→ **Exercise description**:
Report each line of the data that contains the string "icon".

→ **Supplied material**:

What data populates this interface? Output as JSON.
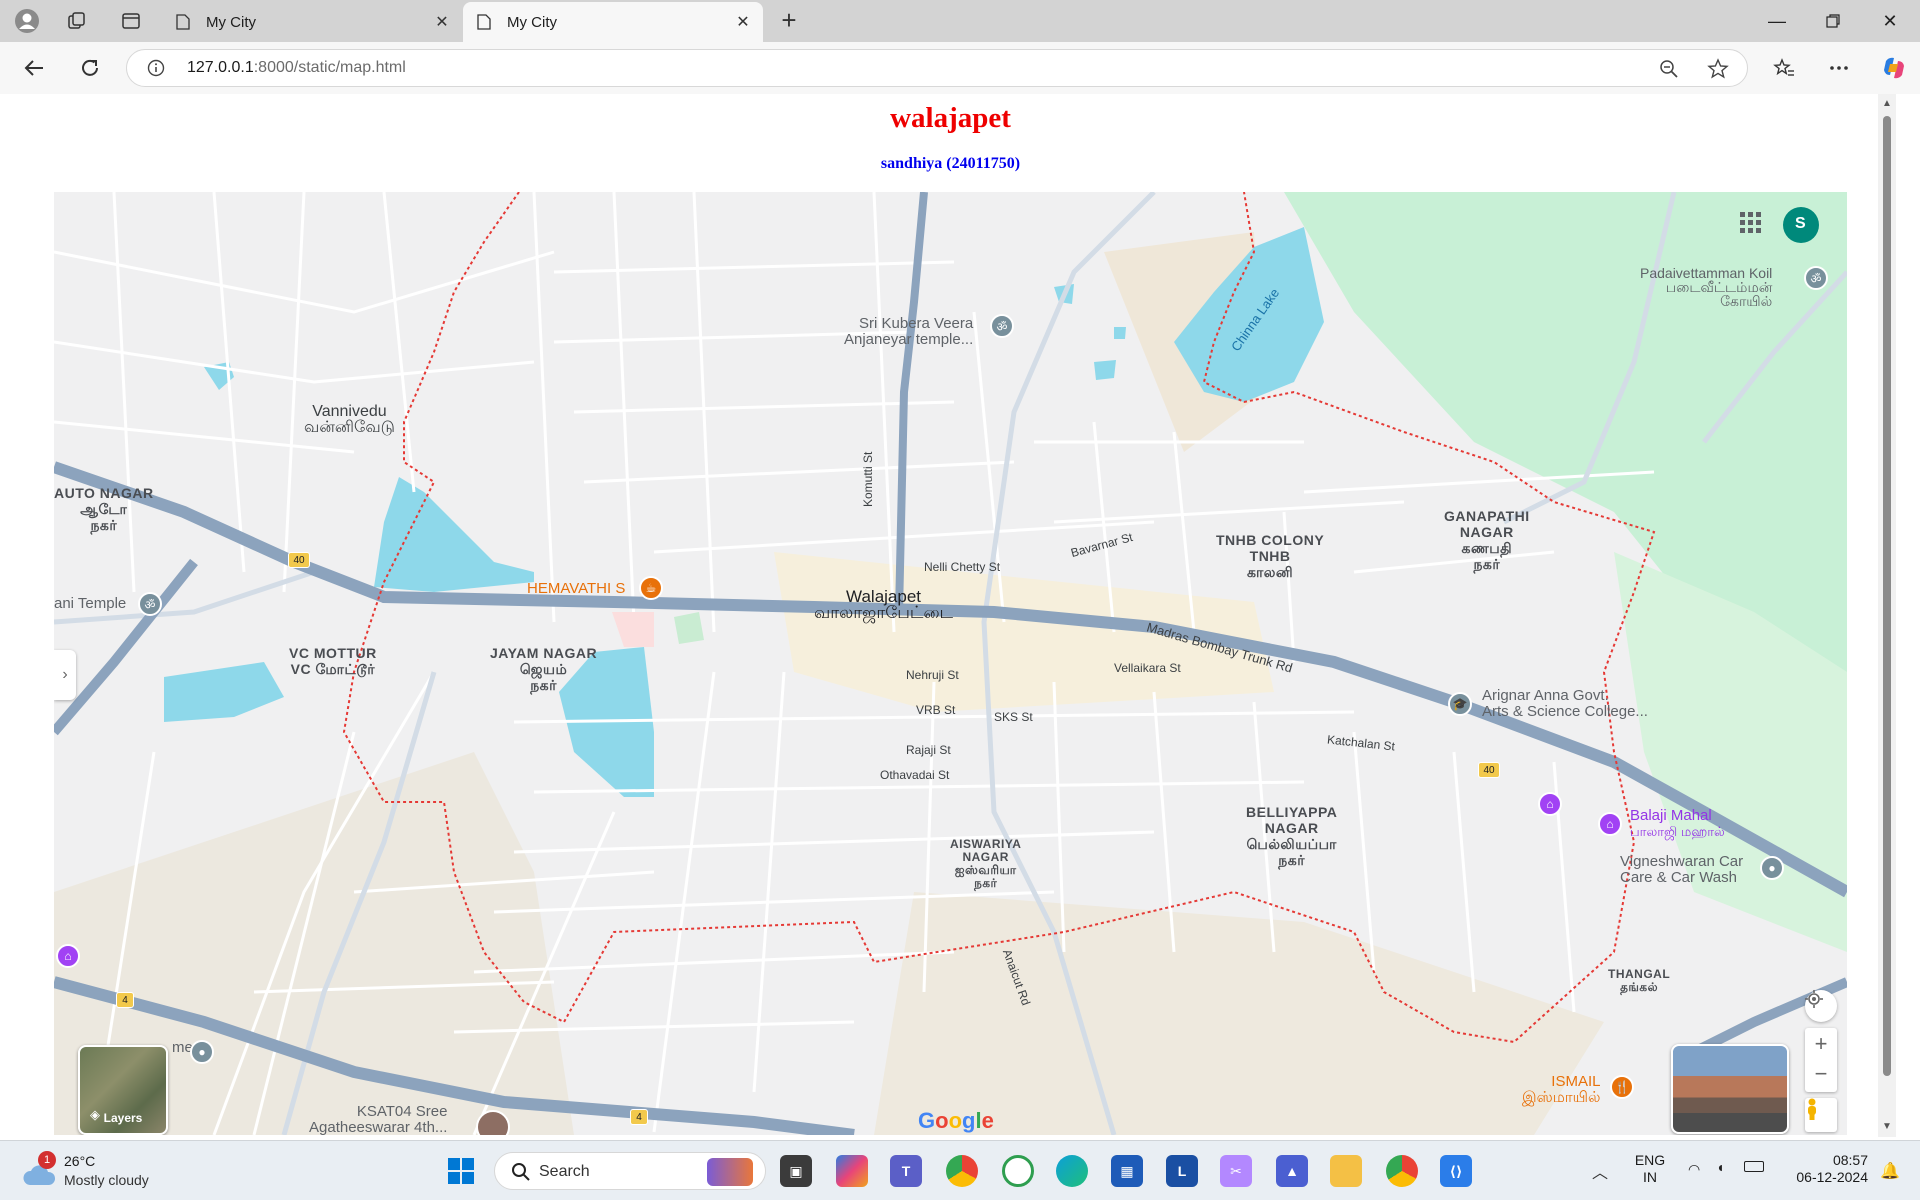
{
  "browser": {
    "tabs": [
      {
        "title": "My City",
        "active": false
      },
      {
        "title": "My City",
        "active": true
      }
    ],
    "url_host": "127.0.0.1",
    "url_path": ":8000/static/map.html"
  },
  "page": {
    "title": "walajapet",
    "subtitle": "sandhiya (24011750)"
  },
  "map": {
    "town": {
      "en": "Walajapet",
      "ta": "வாலாஜாபேட்டை"
    },
    "areas": [
      {
        "lines": [
          "Vannivedu",
          "வன்னிவேடு"
        ]
      },
      {
        "lines": [
          "AUTO NAGAR",
          "ஆடோ",
          "நகர்"
        ]
      },
      {
        "lines": [
          "VC MOTTUR",
          "VC மோட்டூர்"
        ]
      },
      {
        "lines": [
          "JAYAM NAGAR",
          "ஜெயம்",
          "நகர்"
        ]
      },
      {
        "lines": [
          "TNHB COLONY",
          "TNHB",
          "காலனி"
        ]
      },
      {
        "lines": [
          "GANAPATHI",
          "NAGAR",
          "கணபதி",
          "நகர்"
        ]
      },
      {
        "lines": [
          "BELLIYAPPA",
          "NAGAR",
          "பெல்லியப்பா",
          "நகர்"
        ]
      },
      {
        "lines": [
          "AISWARIYA",
          "NAGAR",
          "ஐஸ்வரியா",
          "நகர்"
        ]
      },
      {
        "lines": [
          "THANGAL",
          "தங்கல்"
        ]
      }
    ],
    "streets": [
      "Komutti St",
      "Nelli Chetty St",
      "Bavarnar St",
      "Madras Bombay Trunk Rd",
      "Vellaikara St",
      "Nehruji St",
      "VRB St",
      "SKS St",
      "Rajaji St",
      "Othavadai St",
      "Katchalan St",
      "Anaicut Rd"
    ],
    "road_shields": [
      "40",
      "40",
      "4",
      "4"
    ],
    "pois": [
      {
        "name": "Sri Kubera Veera",
        "name2": "Anjaneyar temple...",
        "icon": "om-icon"
      },
      {
        "name": "HEMAVATHI S",
        "icon": "cafe-icon"
      },
      {
        "name": "ani Temple",
        "icon": "om-icon"
      },
      {
        "name": "Padaivettamman Koil",
        "name2": "படைவீட்டம்மன்",
        "name3": "கோயில்",
        "icon": "om-icon"
      },
      {
        "name": "Arignar Anna Govt.",
        "name2": "Arts & Science College...",
        "icon": "school-icon"
      },
      {
        "name": "Balaji Mahal",
        "name2": "பாலாஜி மஹால்",
        "icon": "hall-icon"
      },
      {
        "name": "Vigneshwaran Car",
        "name2": "Care & Car Wash",
        "icon": "pin-icon"
      },
      {
        "name": "ISMAIL",
        "name2": "இஸ்மாயில்",
        "icon": "restaurant-icon"
      },
      {
        "name": "KSAT04 Sree",
        "name2": "Agatheeswarar 4th...",
        "icon": "temple-icon"
      },
      {
        "name": "me",
        "icon": "pin-icon"
      }
    ],
    "water": [
      "Chinna Lake"
    ],
    "brand": "Google",
    "controls": {
      "layers": "Layers",
      "zoom_in": "+",
      "zoom_out": "−",
      "account_initial": "S"
    }
  },
  "taskbar": {
    "weather_temp": "26°C",
    "weather_desc": "Mostly cloudy",
    "weather_badge": "1",
    "search_label": "Search",
    "lang_top": "ENG",
    "lang_bottom": "IN",
    "time": "08:57",
    "date": "06-12-2024"
  }
}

→ **Exercise answer**:
        "icon": "om-icon"
        "icon": "cafe-icon"
        "icon": "om-icon"
        "icon": "om-icon"
        "icon": "school-icon"
        "icon": "hall-icon"
        "icon": "pin-icon"
        "icon": "restaurant-icon"
        "icon": "temple-icon"
        "icon": "pin-icon"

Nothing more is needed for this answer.